February 2016 sanews; Government has allocated R4.5 billion for the National Health Insurance (NHI) over the next three years. This is according to National Treasury’s Budget Review document, which was released when Finance Minister Pravin Gordhan tabled the 2016 Budget Speech on Wednesday.
“National Health Insurance, which is being implemented at 390 sites, is allocated R4.5 billion over the medium term. The information system used at these sites to manage patient records will be improved, with an additional R276 million for this purpose allocated over the medium term to the information systems component of the National Health Insurance Indirect Grant,” National Treasury said.
In his Budget Speech, the Finance Minister said health financing is complex because the demands unavoidably exceed available funds.
“This is the case even in advanced rich countries.
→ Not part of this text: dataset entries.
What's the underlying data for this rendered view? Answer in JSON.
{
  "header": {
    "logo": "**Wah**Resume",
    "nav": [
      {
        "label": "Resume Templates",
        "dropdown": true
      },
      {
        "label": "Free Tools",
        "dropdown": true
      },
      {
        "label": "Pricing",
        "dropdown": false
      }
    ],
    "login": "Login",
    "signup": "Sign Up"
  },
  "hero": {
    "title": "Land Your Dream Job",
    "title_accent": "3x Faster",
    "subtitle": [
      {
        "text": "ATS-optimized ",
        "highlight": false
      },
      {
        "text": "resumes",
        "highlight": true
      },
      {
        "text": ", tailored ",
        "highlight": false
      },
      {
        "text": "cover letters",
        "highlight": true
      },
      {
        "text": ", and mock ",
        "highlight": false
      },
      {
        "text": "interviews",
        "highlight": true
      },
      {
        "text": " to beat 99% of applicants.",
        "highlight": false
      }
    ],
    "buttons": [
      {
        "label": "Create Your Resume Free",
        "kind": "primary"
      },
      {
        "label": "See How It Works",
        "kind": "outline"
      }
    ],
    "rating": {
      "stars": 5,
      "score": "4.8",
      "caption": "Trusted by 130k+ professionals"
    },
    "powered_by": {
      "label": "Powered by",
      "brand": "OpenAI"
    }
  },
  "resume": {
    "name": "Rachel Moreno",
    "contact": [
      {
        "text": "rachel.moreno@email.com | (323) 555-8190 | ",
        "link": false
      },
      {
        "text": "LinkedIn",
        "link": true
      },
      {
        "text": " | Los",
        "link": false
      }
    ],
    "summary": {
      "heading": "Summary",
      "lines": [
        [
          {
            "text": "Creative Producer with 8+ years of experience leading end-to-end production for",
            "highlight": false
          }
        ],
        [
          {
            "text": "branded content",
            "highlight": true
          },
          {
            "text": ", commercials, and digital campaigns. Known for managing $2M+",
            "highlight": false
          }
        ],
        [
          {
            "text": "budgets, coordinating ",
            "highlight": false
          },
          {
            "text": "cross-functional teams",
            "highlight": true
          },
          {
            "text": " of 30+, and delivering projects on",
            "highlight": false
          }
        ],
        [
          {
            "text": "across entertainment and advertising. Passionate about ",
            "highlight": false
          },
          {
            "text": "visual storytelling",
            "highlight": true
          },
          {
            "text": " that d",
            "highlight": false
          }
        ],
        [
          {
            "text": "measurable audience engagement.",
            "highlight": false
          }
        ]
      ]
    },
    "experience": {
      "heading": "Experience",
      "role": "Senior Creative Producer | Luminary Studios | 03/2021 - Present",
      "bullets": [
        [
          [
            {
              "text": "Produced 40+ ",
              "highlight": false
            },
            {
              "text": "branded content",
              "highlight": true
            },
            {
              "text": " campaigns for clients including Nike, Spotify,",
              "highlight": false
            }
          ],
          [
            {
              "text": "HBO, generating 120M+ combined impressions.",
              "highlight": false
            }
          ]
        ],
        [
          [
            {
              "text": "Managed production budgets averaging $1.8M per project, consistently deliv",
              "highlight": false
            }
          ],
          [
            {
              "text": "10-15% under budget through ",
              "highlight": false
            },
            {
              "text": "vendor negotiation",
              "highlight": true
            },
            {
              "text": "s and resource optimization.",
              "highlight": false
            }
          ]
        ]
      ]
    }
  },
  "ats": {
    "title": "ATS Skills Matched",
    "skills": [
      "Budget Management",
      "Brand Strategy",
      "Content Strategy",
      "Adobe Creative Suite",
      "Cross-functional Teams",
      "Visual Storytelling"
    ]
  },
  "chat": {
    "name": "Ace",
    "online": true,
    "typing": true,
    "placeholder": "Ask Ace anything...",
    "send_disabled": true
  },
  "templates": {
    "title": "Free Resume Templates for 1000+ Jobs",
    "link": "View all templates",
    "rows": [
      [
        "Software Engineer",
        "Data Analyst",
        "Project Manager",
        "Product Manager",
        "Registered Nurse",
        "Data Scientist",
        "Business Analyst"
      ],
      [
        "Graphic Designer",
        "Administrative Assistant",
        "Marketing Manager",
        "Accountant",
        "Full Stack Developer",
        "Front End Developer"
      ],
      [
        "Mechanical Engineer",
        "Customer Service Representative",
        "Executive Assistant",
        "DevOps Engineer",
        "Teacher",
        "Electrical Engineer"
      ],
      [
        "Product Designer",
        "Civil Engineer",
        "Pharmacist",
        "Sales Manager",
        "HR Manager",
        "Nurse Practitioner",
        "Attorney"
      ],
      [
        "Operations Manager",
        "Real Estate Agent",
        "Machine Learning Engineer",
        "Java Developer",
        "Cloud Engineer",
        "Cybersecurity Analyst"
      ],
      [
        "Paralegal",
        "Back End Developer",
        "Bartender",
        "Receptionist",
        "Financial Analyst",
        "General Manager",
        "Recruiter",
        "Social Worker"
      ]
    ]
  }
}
Retirement and social security reform is complex because existing arrangements create long-term obligations, and the needs of today all too easily crowd out provision for tomorrow,” he said.
With rising medical costs, the Minister said challenges relating to funding of health must be confronted.
In December last year, Health Minister Aaron Motsoaledi published the White Paper on the National Health Insurance.
At the time, Minister Motsoaledi emphasised that public health service delivery improvements must be prioritised, and reform of the private health and medical scheme environment was needed.
Minister Gordhan said: “In order to take the White Paper’s proposals forward, Treasury will shortly release further details on financing aspects.”
Treasury said that the health facility revitalisation grant – which has been underspending in recent years – has been reduced by R365 million over the medium term to support reprioritisation.
Treasury also said that the reduction, which represents 2.1% of the grant, is not expected to adversely affect service delivery.
Meanwhile, Treasury has announced that government will spend R15.9 billion on HIV/ Aids treatment and prevention campaigns.
The National Development Plan envisions a South Africa where life expectancy is at least 70 years, under 20s are largely HIV-free and the burden of disease is reduced.
Treasury said the health budget will be R168.4 billion in 2016/17. R31.9 billion will be for primary healthcare services and R88.2 billion for hospitals.
Over the next three years, the department will spend:
– R984 million to expand coverage of HIV/Aids treatment and prevention initiatives, including supply of antiretrovirals. The goal is to ensure that by 2020, 90% of all people living with HIV know their status, are receiving treatment and have undetectable viral loads;
– R740 million for the treatment of tuberculosis, including enhanced screening and earlier detection and diagnosis; and
– R300 million to develop a national electronic medicine stock management system.